Illuminating Biology at the Nanoscale with Single-Molecule and Super-Resolution Fluorescence Microscopy

Xiaowei Zhuang, PhD

Xiaowei Zhuang, PhD

Professor of Chemistry and Chemical Biology
Professor of Physics
Investigator, Howard Hughes Medical Institute

Howard Hughes Medical Institute, Harvard University

Cambridge, Massachusetts

Dr Zhuang's Website

Dissecting the inner workings of a cell requires imaging methods with molecular specificity, single-molecule sensitivity, molecular-scale resolution, and dynamic imaging capability such that molecular interactions inside the cell can be directly visualized.
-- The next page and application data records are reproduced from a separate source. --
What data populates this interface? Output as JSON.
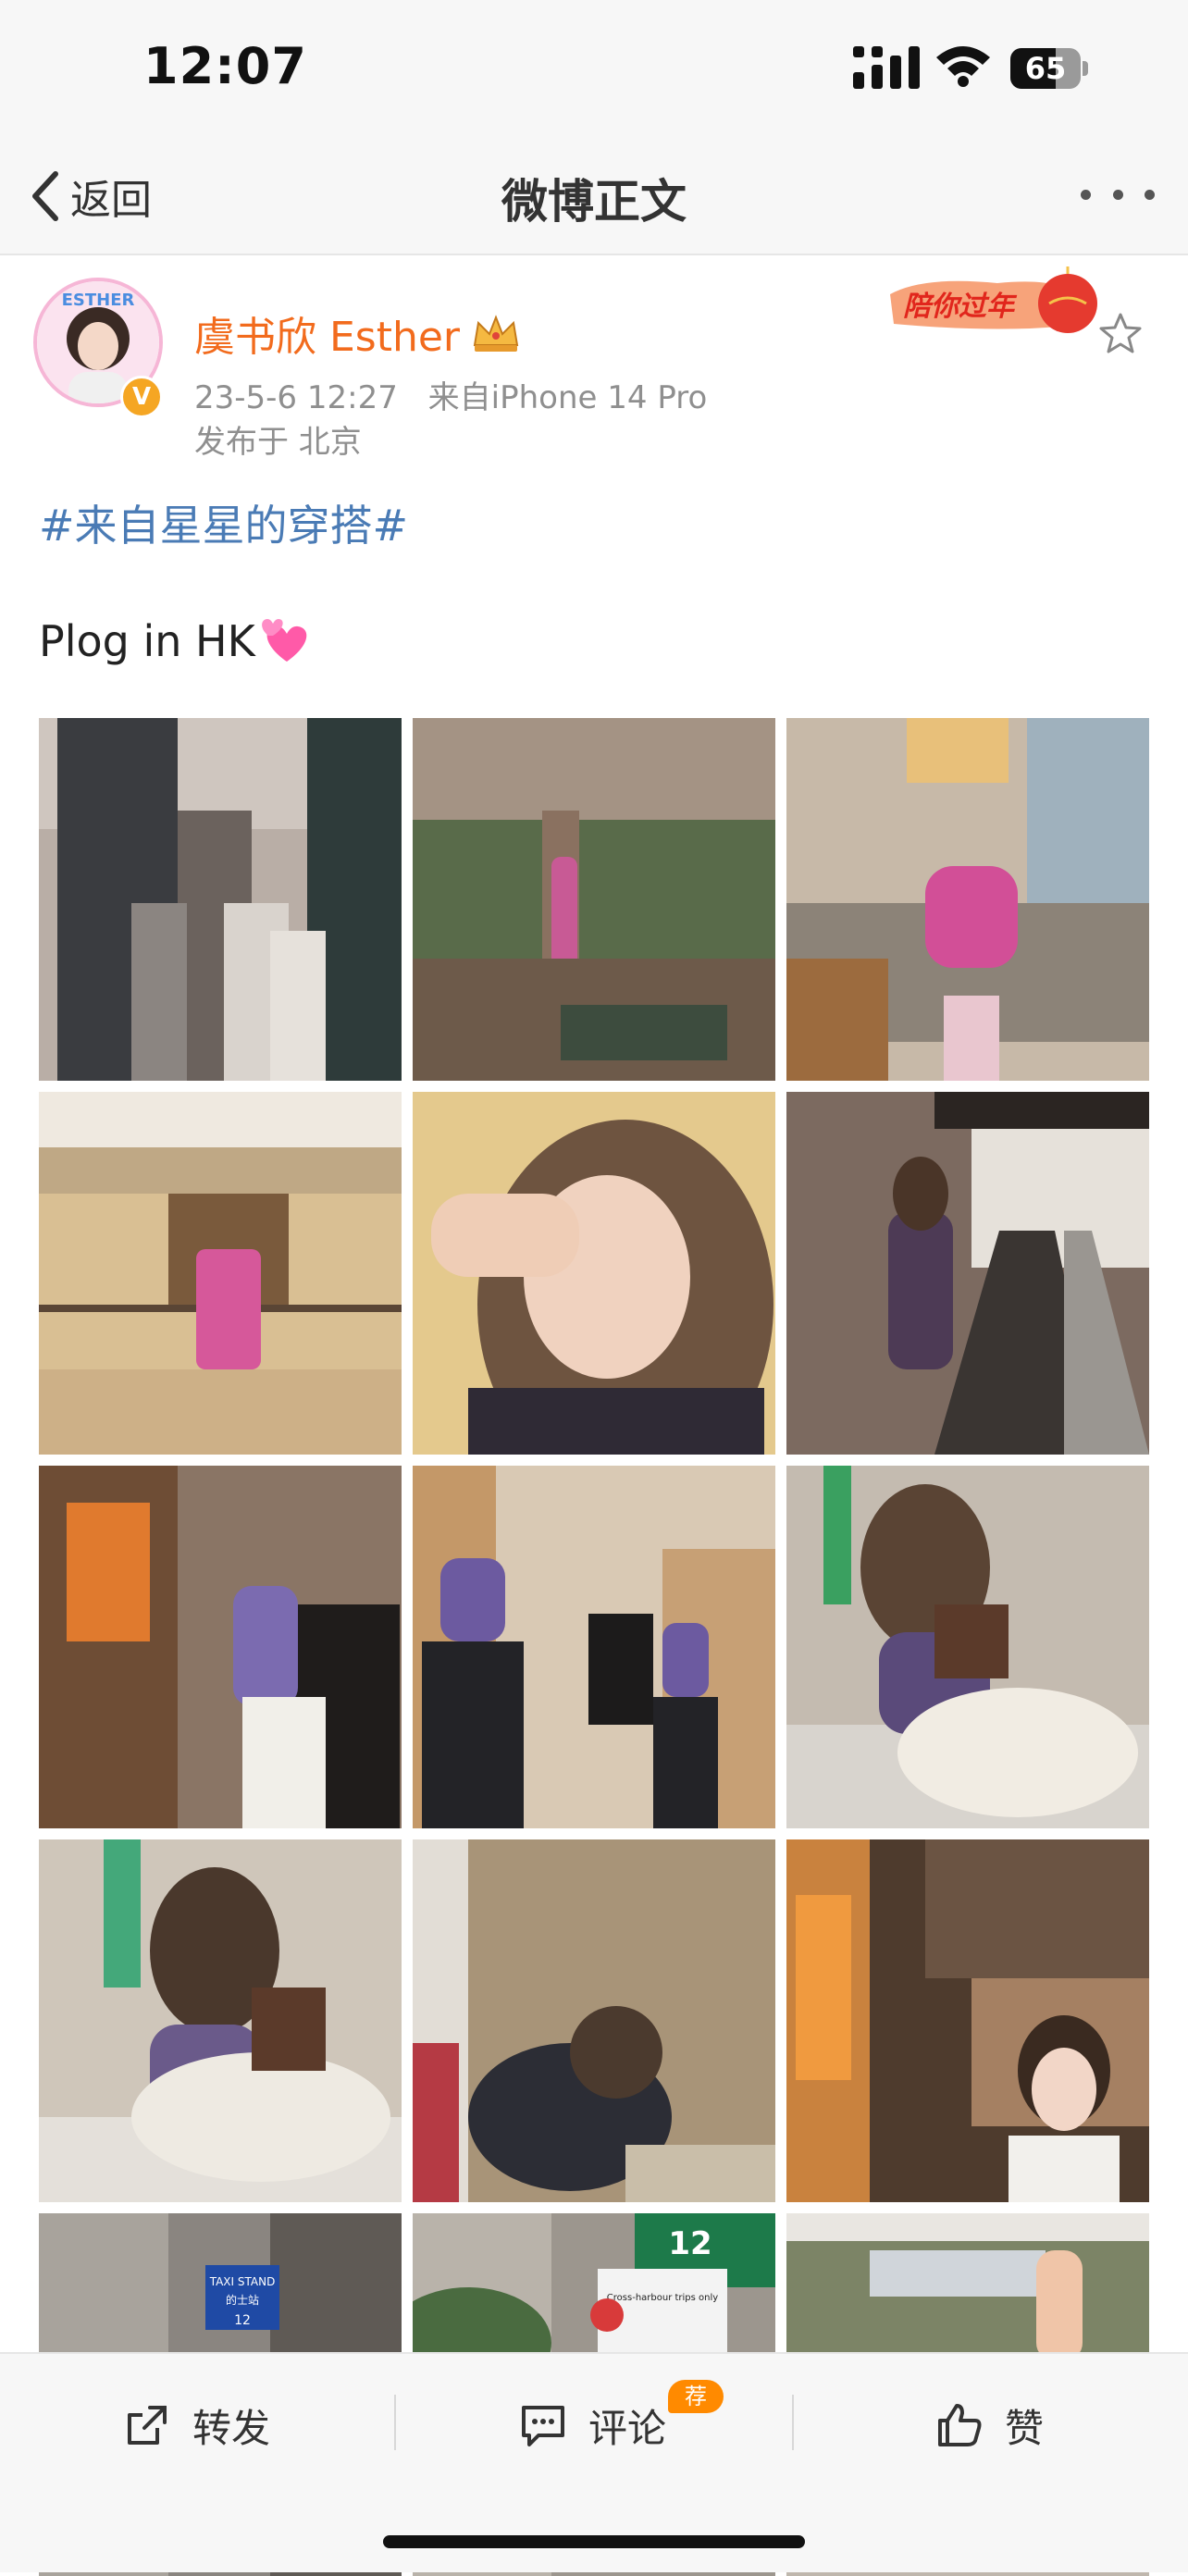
{
  "status_bar": {
    "time": "12:07",
    "battery_level": "65",
    "battery_fraction": 0.65
  },
  "nav": {
    "back_label": "返回",
    "title": "微博正文"
  },
  "post": {
    "user_name": "虞书欣 Esther",
    "avatar_text": "ESTHER",
    "verified_mark": "V",
    "time": "23-5-6 12:27",
    "source": "来自iPhone 14 Pro",
    "location": "发布于 北京",
    "badge_text": "陪你过年",
    "hashtag": "#来自星星的穿搭#",
    "text": "Plog in HK"
  },
  "photos": [
    {
      "name": "hk-skyline"
    },
    {
      "name": "hotel-corner-window"
    },
    {
      "name": "sofa-pink-hoodie"
    },
    {
      "name": "atrium-pink-dress"
    },
    {
      "name": "selfie-salute"
    },
    {
      "name": "escalator-down"
    },
    {
      "name": "escalator-pose"
    },
    {
      "name": "mirror-pair"
    },
    {
      "name": "crouch-phone"
    },
    {
      "name": "crouch-mirror"
    },
    {
      "name": "puffer-jacket"
    },
    {
      "name": "lobby-orange"
    },
    {
      "name": "taxi-stand"
    },
    {
      "name": "street-signs"
    },
    {
      "name": "harbour-view"
    }
  ],
  "photo_text": {
    "taxi_sign": "TAXI STAND",
    "taxi_sign_cn": "的士站",
    "route_sign": "12",
    "cross_harbour": "Cross-harbour trips only"
  },
  "actions": {
    "repost": "转发",
    "comment": "评论",
    "recommend_badge": "荐",
    "like": "赞"
  },
  "colors": {
    "accent_orange": "#f26b1d",
    "hashtag_blue": "#4a7bb5",
    "verified_orange": "#f5a623"
  }
}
Fluorescence microscopy is a powerful imaging modality for investigating cells largely owning to its molecular specificity and dynamic imaging capability. However, the spatial resolution of light microscopy, classically limited by the diffraction of light to a few hundred nanometers, is substantially larger than typical molecular length scales in cells. Hence many subcellular structures and dynamics cannot be resolved by conventional fluorescence microscopy. We developed a super-resolution fluorescence microscopy method, stochastic optical reconstruction microscopy (STORM), which breaks the diffraction limit. STORM uses single-molecule imaging and photo-switchable fluorescent probes to temporally separate the spatially overlapping images of individual molecules. This approach has allowed multicolor and three-dimensional imaging of living cells with nanometer-scale resolution and enabled discoveries of novel sub-cellular structures. In this talk, I will discuss the recent technological development and biological applications of STORM.